Subject: Why the partitioning should stay the same
To: None <firstname.lastname@example.org>
From: Brian Gaeke <email@example.com>
Date: 01/27/1995 01:37:25
And then spake Allen Briggs as follows:
> What does this have to do with anything? We are using the A/UX
> partition labels. We are not using A/UX information within the
> partitions. Maybe this would be a decent future expansion option,
> I don't see a whole lot of use for it, myself.
> I don't know how we got talking about the actual partitioning
> software. We can't override Apple's paritition maps w/o making
> ourselves incompatible with the MacOS. Not a good idea. I also
> don't like *BSD/i386's (and just about every other i386/unix)
> policy of making a seperate raw parition and repartitioning that.
I strongly agree with Allen here -- keep the partitioning the way it
is, because it works fine.
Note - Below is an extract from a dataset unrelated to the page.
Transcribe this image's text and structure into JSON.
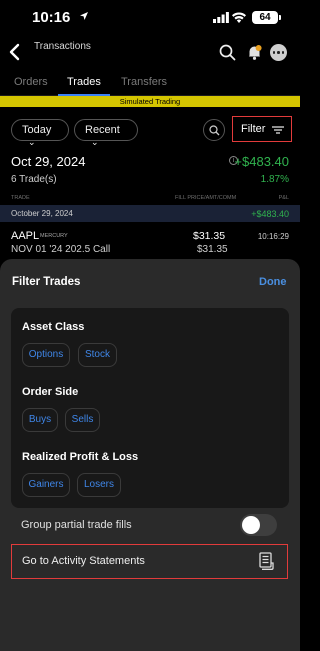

The only reason I run Linux on my PC instead
of NetBSD is that the PC also is used for real work (i.e. DOS), and I
can't blow away the whole disk just so I can use NetBSD.
On the Mac, however, I can use NetBSD in perfect harmony with Mac OS.
Weigh the different benefits here -- you either get compatibility with
the Mac OS partitioning scheme, and thereby coexistence with Mac OS /
A/UX / future Mac OSes, or you get the dubious and rather selfish benefit
of NetBSD requiring its own disk, but having its own partition scheme.
Is there any good reason, really, to have an incompatible partition scheme?
No. The only reason for a partition scheme like this is that UNIX in general
hasn't needed to coexist before -- it's always been used to replace something
awful like TWENEX, VMS, etc. but now we have OSes which we might want to keep.
So it is logical that each architecture port might have its own way of
acclimatizing UNIX to its native partition schemes, whether they be brain-
damaged or not. NetBSD/i386 has its lots-of-partitions-in-one scheme, which
is distinctly inferior (IMO), in terms of compatibility, to Linux's method of
simply having normal DOS partitions for user- and swap-areas. NetBSD/mac68k,
on the other hand, has a Linuxy partition style: 1 macos partition for each
1 BSD partition. Is that so bad? It's certainly less complicated.
Thus, having a weirdo partition scheme is a direction that I am specifically
interested in seeing NetBSD/Mac stay away from.
Brian Gaeke <firstname.lastname@example.org> --- Email for PGP2.6.2 public key
"'Involuntary' means a non-intentional act such as a hat blowing
off or a scream resulting from a sudden wasp sting."